Good rules of thumb for bulbs, tubers, or seeds: Dampen soil lightly but don’t water heavily until shoots appear. Since weather is so unpredictable, stagger planting dates for large crops. If you can, cover raised beds or containers during heavy rainfall, while you’re waiting for plants to get started – and don’t forget to uncover them once the sun has reappeared.
It’s not too late for tomatoes
You won’t have the first homegrown tomato on the block, but it is not too late to plant some tomato plants. Even tomatoes that were planted much sooner haven’t gotten a great start because they must have warm soil to grow well, and sometimes later planting actually catches up.
Choose sturdy plants in the garden center or farmers market, pluck off the first blossoms or tiny fruits (although you won’t like doing it), and plant them in great potting mix in containers or in compost-rich soil.
It’s also smart to plan your staking, propping, or tying method for tomatoes. New gardeners often underestimate how large tomato plants will grow. You might get the impression that small tomatoes grow on small plants.
But surprise! Those innocent-looking cherry tomato plants may grow to be 5-foot giants that topple your puny cages. Read plant labels for the expected size.
Plants marked “determinant” or “patio tomatoes” may stay small, but “indeterminate” tomatoes will become large. Get bigger cages, or do some research about tomato propping methods such as the stake-and-weave approach.

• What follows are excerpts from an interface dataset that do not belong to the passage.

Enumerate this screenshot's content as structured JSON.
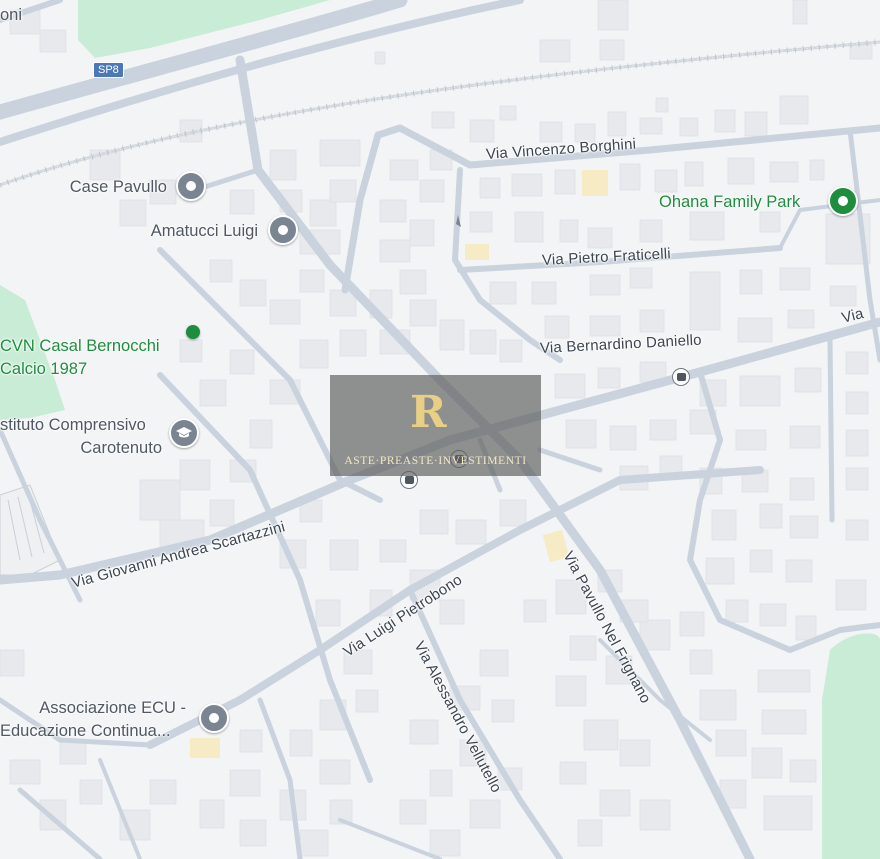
{
  "road_shield": "SP8",
  "streets": {
    "vincenzo_borghini": "Via Vincenzo Borghini",
    "pietro_fraticelli": "Via Pietro Fraticelli",
    "bernardino_daniello": "Via Bernardino Daniello",
    "via_partial": "Via",
    "scartazzini": "Via Giovanni Andrea Scartazzini",
    "pietrobono": "Via Luigi Pietrobono",
    "vellutello": "Via Alessandro Vellutello",
    "pavullo": "Via Pavullo Nel Frignano"
  },
  "places": {
    "top_left_partial": "oni",
    "case_pavullo": "Case Pavullo",
    "amatucci": "Amatucci Luigi",
    "ohana": "Ohana Family Park",
    "cvn_line1": "CVN Casal Bernocchi",
    "cvn_line2": "Calcio 1987",
    "istituto_line1": "stituto Comprensivo",
    "istituto_line2": "Carotenuto",
    "ecu_line1": "Associazione ECU -",
    "ecu_line2": "Educazione Continua..."
  },
  "watermark": {
    "logo": "R",
    "text": "ASTE·PREASTE·INVESTIMENTI"
  },
  "colors": {
    "background": "#f3f4f6",
    "road": "#c9d2dd",
    "park": "#c9ecd6",
    "building": "#e7e9ed",
    "poi_green": "#1e8e3e",
    "poi_grey": "#7b8591"
  }
}
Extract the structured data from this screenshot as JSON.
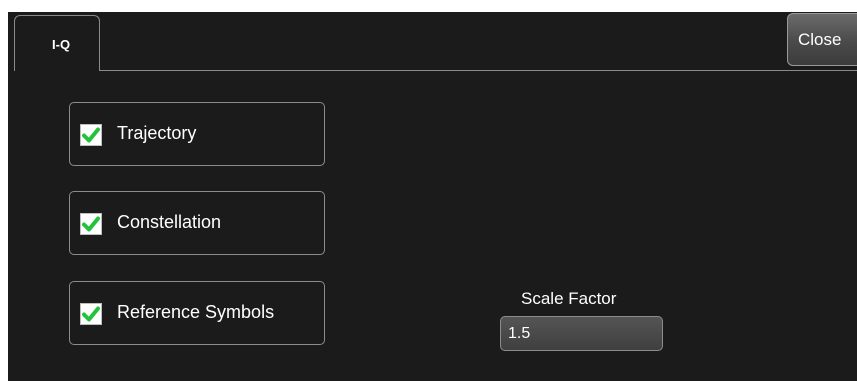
{
  "tab": {
    "label": "I-Q"
  },
  "close_label": "Close",
  "options": [
    {
      "label": "Trajectory",
      "checked": true
    },
    {
      "label": "Constellation",
      "checked": true
    },
    {
      "label": "Reference Symbols",
      "checked": true
    }
  ],
  "scale_factor": {
    "label": "Scale Factor",
    "value": "1.5"
  },
  "colors": {
    "check": "#22c33b",
    "panel_background": "#1b1b1b",
    "border": "#8c8c8c"
  }
}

Did the J.B.s drown?
I am offering hope and a scientifically unsubstantiated opinion here: I think that many Japanese beetles may have drowned during the prolonged rainy period during late May and early June. The beetle grubs spend winter several feet below ground and move upward during spring. The soil was deeply saturated in many areas as those beetles moved closer and closer to the surface. It has happened before, and it may be the case this season, that many will never emerge to eat our flowers. We’ll know soon.
Let’s welcome July with our garden gloves on and our eyes wide open. What an exciting season it is!
Sally Cunningham is a garden writer, lecturer and consultant.